The Morning Bun is a ball of croissant dough, interspersed with layers of butter and crusted over with sugar and cinnamon. The lines at Wicked begin at six in the morning and, if you have been tardy with your alarm, you will find yourself sitting on the outside patio waiting for the next rack of buns to come out of the oven.
Tag: Robert P. Barsanti
The easiest thing to give up is hope. The engines that power Nantucket are far off and implacable. They don’t respond to picketing, petitions, or letters to the editor. Those engines no longer get their feet wet on-island. We sold them off to live on a winning lottery ticket and a one-way boat ride. We converted our homes into asset instruments.
In August, if you catch the weather right, you can enjoy Billionaire Beach Day. Last week, at Fisherman’s Beach, the sky glowed, the ocean glistened, and the parking was available. After several days of a pretty heavy southerly wind, the waves wobbled in from the horizon until the hit the shallows, when they climbed to head high and collapsed into a rolling tube. Above the wind and waves, the Bombardiers, the G-7s, and the commercial jets landed and took off over Nobadeer. The people came.
Changeover day lurks in the middle of the summer. One set of guests leaves and their presence must be eliminated before the next set of guests arrives. Sometimes they leave ghosts behind.

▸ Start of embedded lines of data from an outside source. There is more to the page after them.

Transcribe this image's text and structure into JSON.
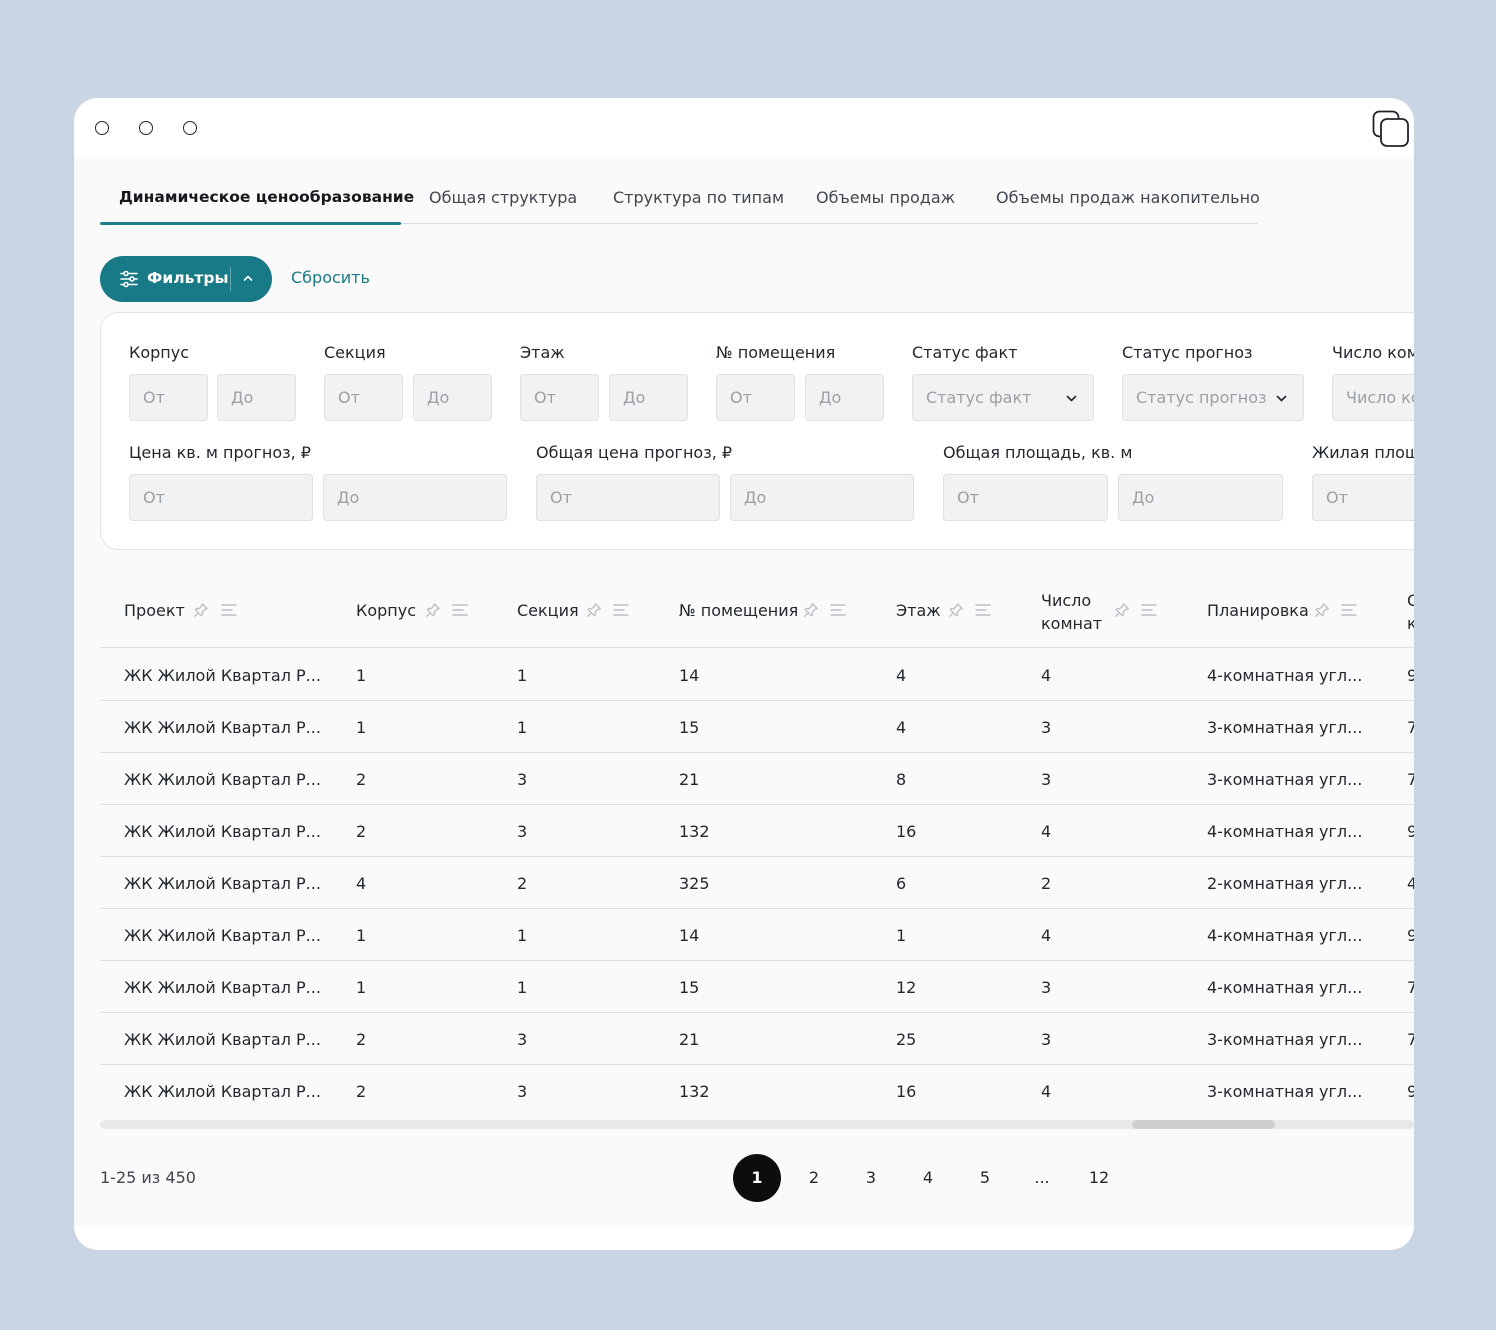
{
  "tabs": [
    {
      "label": "Динамическое ценообразование"
    },
    {
      "label": "Общая структура"
    },
    {
      "label": "Структура по типам"
    },
    {
      "label": "Объемы продаж"
    },
    {
      "label": "Объемы продаж накопительно"
    }
  ],
  "toolbar": {
    "filters_label": "Фильтры",
    "reset_label": "Сбросить"
  },
  "filters": {
    "korpus": {
      "label": "Корпус",
      "from": "От",
      "to": "До"
    },
    "sektsiya": {
      "label": "Секция",
      "from": "От",
      "to": "До"
    },
    "etazh": {
      "label": "Этаж",
      "from": "От",
      "to": "До"
    },
    "nomer": {
      "label": "№ помещения",
      "from": "От",
      "to": "До"
    },
    "status_fact": {
      "label": "Статус факт",
      "placeholder": "Статус факт"
    },
    "status_prognoz": {
      "label": "Статус прогноз",
      "placeholder": "Статус прогноз"
    },
    "rooms": {
      "label": "Число ком",
      "placeholder": "Число ко"
    },
    "price_sqm": {
      "label": "Цена кв. м прогноз, ₽",
      "from": "От",
      "to": "До"
    },
    "price_total": {
      "label": "Общая цена прогноз, ₽",
      "from": "От",
      "to": "До"
    },
    "area_total": {
      "label": "Общая площадь, кв. м",
      "from": "От",
      "to": "До"
    },
    "area_living": {
      "label": "Жилая площа",
      "from": "От"
    }
  },
  "table": {
    "columns": [
      "Проект",
      "Корпус",
      "Секция",
      "№ помещения",
      "Этаж",
      "Число",
      "комнат",
      "Планировка",
      "С",
      "к"
    ],
    "rows": [
      [
        "ЖК Жилой Квартал Р...",
        "1",
        "1",
        "14",
        "4",
        "4",
        "4-комнатная угл...",
        "9"
      ],
      [
        "ЖК Жилой Квартал Р...",
        "1",
        "1",
        "15",
        "4",
        "3",
        "3-комнатная угл...",
        "7"
      ],
      [
        "ЖК Жилой Квартал Р...",
        "2",
        "3",
        "21",
        "8",
        "3",
        "3-комнатная угл...",
        "7"
      ],
      [
        "ЖК Жилой Квартал Р...",
        "2",
        "3",
        "132",
        "16",
        "4",
        "4-комнатная угл...",
        "9"
      ],
      [
        "ЖК Жилой Квартал Р...",
        "4",
        "2",
        "325",
        "6",
        "2",
        "2-комнатная угл...",
        "4"
      ],
      [
        "ЖК Жилой Квартал Р...",
        "1",
        "1",
        "14",
        "1",
        "4",
        "4-комнатная угл...",
        "9"
      ],
      [
        "ЖК Жилой Квартал Р...",
        "1",
        "1",
        "15",
        "12",
        "3",
        "4-комнатная угл...",
        "7"
      ],
      [
        "ЖК Жилой Квартал Р...",
        "2",
        "3",
        "21",
        "25",
        "3",
        "3-комнатная угл...",
        "7"
      ],
      [
        "ЖК Жилой Квартал Р...",
        "2",
        "3",
        "132",
        "16",
        "4",
        "3-комнатная угл...",
        "9"
      ]
    ]
  },
  "pagination": {
    "range": "1-25 из 450",
    "pages": [
      "1",
      "2",
      "3",
      "4",
      "5",
      "...",
      "12"
    ],
    "current": "1"
  },
  "colors": {
    "accent": "#187a86",
    "active_page": "#0d0d0d",
    "background": "#c9d5e2"
  }
}
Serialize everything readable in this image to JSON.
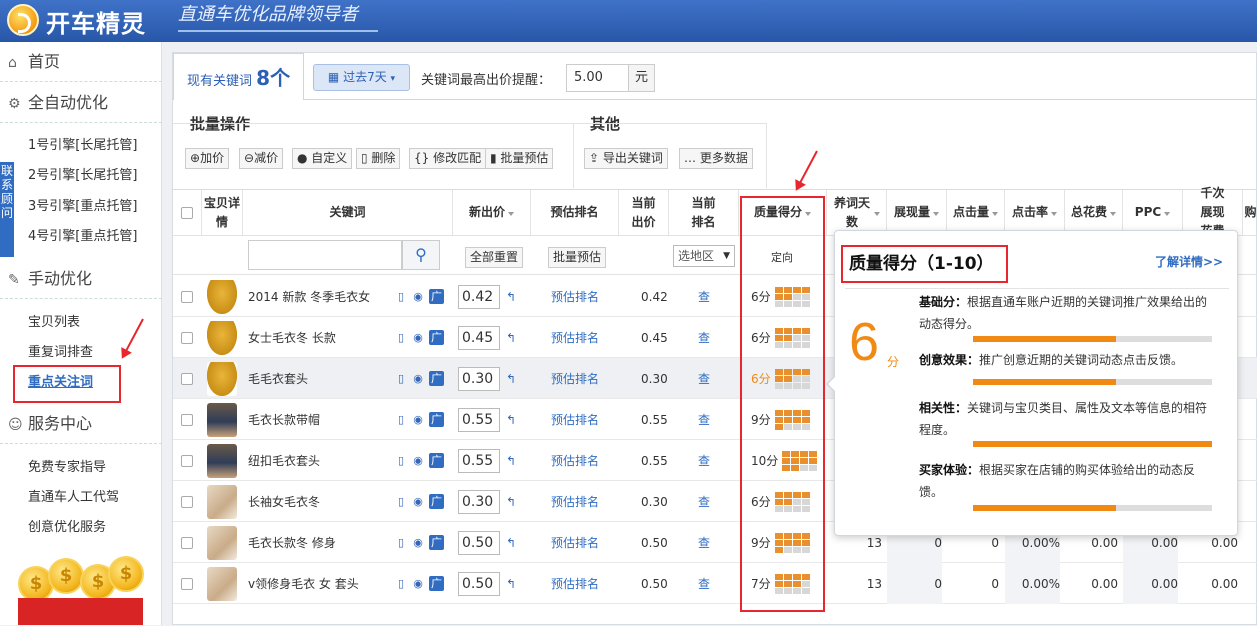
{
  "app": {
    "logo_text": "开车精灵",
    "slogan": "直通车优化品牌领导者"
  },
  "sidebar": {
    "home": "首页",
    "auto": "全自动优化",
    "engines": [
      "1号引擎[长尾托管]",
      "2号引擎[长尾托管]",
      "3号引擎[重点托管]",
      "4号引擎[重点托管]"
    ],
    "contact": "联系顾问",
    "manual": "手动优化",
    "manual_items": [
      "宝贝列表",
      "重复词排查",
      "重点关注词"
    ],
    "service": "服务中心",
    "service_items": [
      "免费专家指导",
      "直通车人工代驾",
      "创意优化服务"
    ]
  },
  "toolbar": {
    "tab_label": "现有关键词",
    "tab_count": "8个",
    "date_range": "过去7天",
    "bid_label": "关键词最高出价提醒：",
    "bid_value": "5.00",
    "bid_unit": "元"
  },
  "batch": {
    "title": "批量操作",
    "buttons": [
      "加价",
      "减价",
      "自定义",
      "删除",
      "修改匹配",
      "批量预估"
    ]
  },
  "other": {
    "title": "其他",
    "buttons": [
      "导出关键词",
      "更多数据"
    ]
  },
  "table": {
    "headers": [
      "宝贝详情",
      "关键词",
      "新出价",
      "预估排名",
      "当前出价",
      "当前排名",
      "质量得分",
      "养词天数",
      "展现量",
      "点击量",
      "点击率",
      "总花费",
      "PPC",
      "千次展现花费",
      "购"
    ],
    "filter": {
      "reset_all": "全部重置",
      "batch_estimate": "批量预估",
      "region_select": "选地区",
      "targeting": "定向"
    },
    "rows": [
      {
        "keyword": "2014 新款 冬季毛衣女",
        "new_bid": "0.42",
        "estimate": "预估排名",
        "cur_bid": "0.42",
        "rank": "查",
        "score": "6分",
        "score_num": 6,
        "thumb": "yellow",
        "days": "",
        "imp": "",
        "clicks": "",
        "ctr": "",
        "cost": "",
        "ppc": "",
        "cpm": ""
      },
      {
        "keyword": "女士毛衣冬 长款",
        "new_bid": "0.45",
        "estimate": "预估排名",
        "cur_bid": "0.45",
        "rank": "查",
        "score": "6分",
        "score_num": 6,
        "thumb": "yellow",
        "days": "",
        "imp": "",
        "clicks": "",
        "ctr": "",
        "cost": "",
        "ppc": "",
        "cpm": ""
      },
      {
        "keyword": "毛毛衣套头",
        "new_bid": "0.30",
        "estimate": "预估排名",
        "cur_bid": "0.30",
        "rank": "查",
        "score": "6分",
        "score_num": 6,
        "thumb": "yellow",
        "days": "",
        "imp": "",
        "clicks": "",
        "ctr": "",
        "cost": "",
        "ppc": "",
        "cpm": ""
      },
      {
        "keyword": "毛衣长款带帽",
        "new_bid": "0.55",
        "estimate": "预估排名",
        "cur_bid": "0.55",
        "rank": "查",
        "score": "9分",
        "score_num": 9,
        "thumb": "model",
        "days": "",
        "imp": "",
        "clicks": "",
        "ctr": "",
        "cost": "",
        "ppc": "",
        "cpm": ""
      },
      {
        "keyword": "纽扣毛衣套头",
        "new_bid": "0.55",
        "estimate": "预估排名",
        "cur_bid": "0.55",
        "rank": "查",
        "score": "10分",
        "score_num": 10,
        "thumb": "model",
        "days": "",
        "imp": "",
        "clicks": "",
        "ctr": "",
        "cost": "",
        "ppc": "",
        "cpm": ""
      },
      {
        "keyword": "长袖女毛衣冬",
        "new_bid": "0.30",
        "estimate": "预估排名",
        "cur_bid": "0.30",
        "rank": "查",
        "score": "6分",
        "score_num": 6,
        "thumb": "beige",
        "days": "",
        "imp": "",
        "clicks": "",
        "ctr": "",
        "cost": "",
        "ppc": "",
        "cpm": ""
      },
      {
        "keyword": "毛衣长款冬 修身",
        "new_bid": "0.50",
        "estimate": "预估排名",
        "cur_bid": "0.50",
        "rank": "查",
        "score": "9分",
        "score_num": 9,
        "thumb": "beige",
        "days": "13",
        "imp": "0",
        "clicks": "0",
        "ctr": "0.00%",
        "cost": "0.00",
        "ppc": "0.00",
        "cpm": "0.00"
      },
      {
        "keyword": "v领修身毛衣 女 套头",
        "new_bid": "0.50",
        "estimate": "预估排名",
        "cur_bid": "0.50",
        "rank": "查",
        "score": "7分",
        "score_num": 7,
        "thumb": "beige",
        "days": "13",
        "imp": "0",
        "clicks": "0",
        "ctr": "0.00%",
        "cost": "0.00",
        "ppc": "0.00",
        "cpm": "0.00"
      }
    ]
  },
  "popover": {
    "title": "质量得分（1-10）",
    "link": "了解详情>>",
    "score": "6",
    "unit": "分",
    "items": [
      {
        "label": "基础分：",
        "text": "根据直通车账户近期的关键词推广效果给出的动态得分。",
        "level": 0.6
      },
      {
        "label": "创意效果：",
        "text": "推广创意近期的关键词动态点击反馈。",
        "level": 0.6
      },
      {
        "label": "相关性：",
        "text": "关键词与宝贝类目、属性及文本等信息的相符程度。",
        "level": 1.0
      },
      {
        "label": "买家体验：",
        "text": "根据买家在店铺的购买体验给出的动态反馈。",
        "level": 0.6
      }
    ]
  },
  "colors": {
    "accent": "#2f6cc2",
    "header": "#3565b9",
    "highlight_red": "#e8262d",
    "score_orange": "#f08a15"
  }
}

We were asked to help clean a brand new house in Tom Nevers after a week’s rental. A crew of landscapers had come by, fluffed up the hydrangeas and the roses, then buzzed the incandescent grass into a military haircut. The pool people came out, ran a robot over the bottom of the pool, scooped out whatever was floating, then hosed down the deck.
I have been vexed by a closet. Inside, on the floor, drifts of clothes, papers, hats, swim suits, and about fifty shoes in one shape or another. On the walls, on various shelves, are vases, plates, platters, and card board boxes with specific tools that we no longer need. I am not sure if the automatic bubble machine is strictly necessary at this stage of my life

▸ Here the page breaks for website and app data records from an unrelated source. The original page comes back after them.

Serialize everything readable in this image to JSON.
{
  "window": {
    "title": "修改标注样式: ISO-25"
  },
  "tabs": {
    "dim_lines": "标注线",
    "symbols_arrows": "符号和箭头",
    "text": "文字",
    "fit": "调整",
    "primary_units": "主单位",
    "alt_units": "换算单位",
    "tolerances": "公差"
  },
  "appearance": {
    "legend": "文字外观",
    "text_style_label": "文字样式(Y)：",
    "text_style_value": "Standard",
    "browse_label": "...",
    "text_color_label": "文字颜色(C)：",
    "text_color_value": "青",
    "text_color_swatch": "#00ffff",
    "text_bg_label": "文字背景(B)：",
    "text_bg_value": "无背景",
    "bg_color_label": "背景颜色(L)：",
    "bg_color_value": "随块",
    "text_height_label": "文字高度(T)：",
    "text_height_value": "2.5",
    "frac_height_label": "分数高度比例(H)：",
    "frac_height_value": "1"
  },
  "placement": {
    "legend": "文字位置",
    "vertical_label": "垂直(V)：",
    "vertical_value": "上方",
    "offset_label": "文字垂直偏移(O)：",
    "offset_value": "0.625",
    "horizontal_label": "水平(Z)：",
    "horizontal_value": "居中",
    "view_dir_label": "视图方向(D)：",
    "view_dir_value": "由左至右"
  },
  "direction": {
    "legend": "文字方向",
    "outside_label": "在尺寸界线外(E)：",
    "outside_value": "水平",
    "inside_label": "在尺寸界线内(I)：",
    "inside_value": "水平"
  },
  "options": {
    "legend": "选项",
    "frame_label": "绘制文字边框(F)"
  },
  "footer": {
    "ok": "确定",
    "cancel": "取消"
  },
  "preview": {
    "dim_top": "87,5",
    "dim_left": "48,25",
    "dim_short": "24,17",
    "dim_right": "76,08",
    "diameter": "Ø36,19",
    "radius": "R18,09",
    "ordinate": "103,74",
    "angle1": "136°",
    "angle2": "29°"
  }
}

On the south shore of the island, downwind of the sewer beds, you can rent a house for $25,000 a week. For that money, you get two master bedrooms and two guest bedrooms. Each bedroom has an “en suite” bathroom and a television set. The master bedroom, of course, features a “state of the art” shower. The house is less than a mile downwind from the beach..
The Maine turnpike goes through a lot of nature. It wanders through hundreds of miles of pine trees, oaks, and salt water rivers. On our way south from Boothbay, with presents in the back, cupcakes in the front, Dar Williams on Spotify, and the air conditioning humming, we came across Momma Duck.
We have had a wonderful July. On a day that a billionaire would have designed for his pleasure, I walked up Pleasant Street and headed to town. This summer, these hydrangea have bloomed, as have the hedges. Somebody loved them. Somebody pruned them by hand, fertilized the dirt with the right acidic mix to get bridal white blooms, and gave them lots of water.
I found myself, this spring, defending my summer reading list. Now, as an old white man, I am used to a certain sort of academic battle, and I have generally chosen the prudent retreat over the final climactic fight. The years of assigning Huckleberry Finn for summer reading, or John Steinbeck, or even Agatha Christie have gone with purple photocopies.